Recently over dinner, several Americans and a Canadian got into a discussion with an Irishman and an Australian about weekends. Since all of the participants were linguists, the conversation centered on prepositions: Were we having dinner on a weekend in February or at a weekend in February? The North Americans voted for on, a choice that the Irishman found preposterous. “A weekend,” he observed, “is not a surface.”
He was forced, however, to admit that the appropriate usage is on Saturday, not at Saturday, and on Sunday, not at Sunday. “So,” countered one of the Americans, “Saturday is a surface, and Sunday is a surface, but their combination is not a surface?”

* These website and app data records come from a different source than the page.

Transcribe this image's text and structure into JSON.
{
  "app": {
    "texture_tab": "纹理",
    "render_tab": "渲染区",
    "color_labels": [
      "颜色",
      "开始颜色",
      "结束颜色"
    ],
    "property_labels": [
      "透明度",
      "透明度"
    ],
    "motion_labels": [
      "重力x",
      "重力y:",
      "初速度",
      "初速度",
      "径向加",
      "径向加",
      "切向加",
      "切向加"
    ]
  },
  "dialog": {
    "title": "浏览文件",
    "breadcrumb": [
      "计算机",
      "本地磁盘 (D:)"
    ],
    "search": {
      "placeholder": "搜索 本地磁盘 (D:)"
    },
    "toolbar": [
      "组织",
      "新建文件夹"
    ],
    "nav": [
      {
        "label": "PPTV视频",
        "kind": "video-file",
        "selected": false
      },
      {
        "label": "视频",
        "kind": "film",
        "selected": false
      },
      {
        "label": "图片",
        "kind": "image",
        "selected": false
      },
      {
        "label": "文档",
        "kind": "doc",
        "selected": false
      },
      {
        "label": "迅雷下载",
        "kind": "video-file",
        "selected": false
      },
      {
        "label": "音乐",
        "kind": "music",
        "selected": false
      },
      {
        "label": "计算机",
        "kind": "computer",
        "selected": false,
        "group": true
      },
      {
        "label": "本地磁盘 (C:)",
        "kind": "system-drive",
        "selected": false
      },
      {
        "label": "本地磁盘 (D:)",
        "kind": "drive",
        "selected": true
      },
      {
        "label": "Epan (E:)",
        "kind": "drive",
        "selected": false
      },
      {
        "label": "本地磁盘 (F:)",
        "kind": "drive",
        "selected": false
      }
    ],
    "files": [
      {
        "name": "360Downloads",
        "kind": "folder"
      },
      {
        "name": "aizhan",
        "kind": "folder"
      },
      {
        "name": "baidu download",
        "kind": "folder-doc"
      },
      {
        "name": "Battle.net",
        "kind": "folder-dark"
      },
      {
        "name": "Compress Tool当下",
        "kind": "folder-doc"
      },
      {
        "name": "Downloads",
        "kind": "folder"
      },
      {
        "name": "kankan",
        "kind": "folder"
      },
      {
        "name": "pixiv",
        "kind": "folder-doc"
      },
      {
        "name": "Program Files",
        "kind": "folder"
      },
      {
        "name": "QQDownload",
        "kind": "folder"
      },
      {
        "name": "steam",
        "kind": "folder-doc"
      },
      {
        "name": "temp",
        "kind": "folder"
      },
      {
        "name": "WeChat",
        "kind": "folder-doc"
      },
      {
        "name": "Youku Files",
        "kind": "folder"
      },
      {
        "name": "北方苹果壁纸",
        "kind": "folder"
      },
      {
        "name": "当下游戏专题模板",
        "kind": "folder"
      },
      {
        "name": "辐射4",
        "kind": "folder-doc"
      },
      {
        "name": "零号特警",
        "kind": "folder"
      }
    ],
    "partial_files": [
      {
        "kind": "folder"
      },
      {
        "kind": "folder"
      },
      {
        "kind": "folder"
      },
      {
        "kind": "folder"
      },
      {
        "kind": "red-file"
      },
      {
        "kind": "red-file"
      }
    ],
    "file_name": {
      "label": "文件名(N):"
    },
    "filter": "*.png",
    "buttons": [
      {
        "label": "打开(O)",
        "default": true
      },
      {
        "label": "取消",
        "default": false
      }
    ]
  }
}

An attempt ensued to achieve descriptive consistency. It was agreed that times within the day generally take at (at 9:30, at noon, at dawn, at dinner, at night), except for those that take in with the definite article (in the morning, in the evening); days generally take on (on Monday, on her birthday, on Valentine’s Day); months and seasons and years and centuries generally take in (in December, in winter, in 1893, in the 15th century). And never mind the (generally relative) time references that don’t take any preposition at all, like tomorrow, next week, or three days ago.
This all hints at a coherent metaphor:
- Hours and other short periods of time are generally places;
- Days are surfaces;
- Months and longer time periods of time are containers.
But it seems that only North Americans apply this logic to weekends. Those of us, anyway, who are unfortunate enough to know what a weekend is:
A version of this post appeared on Language Log.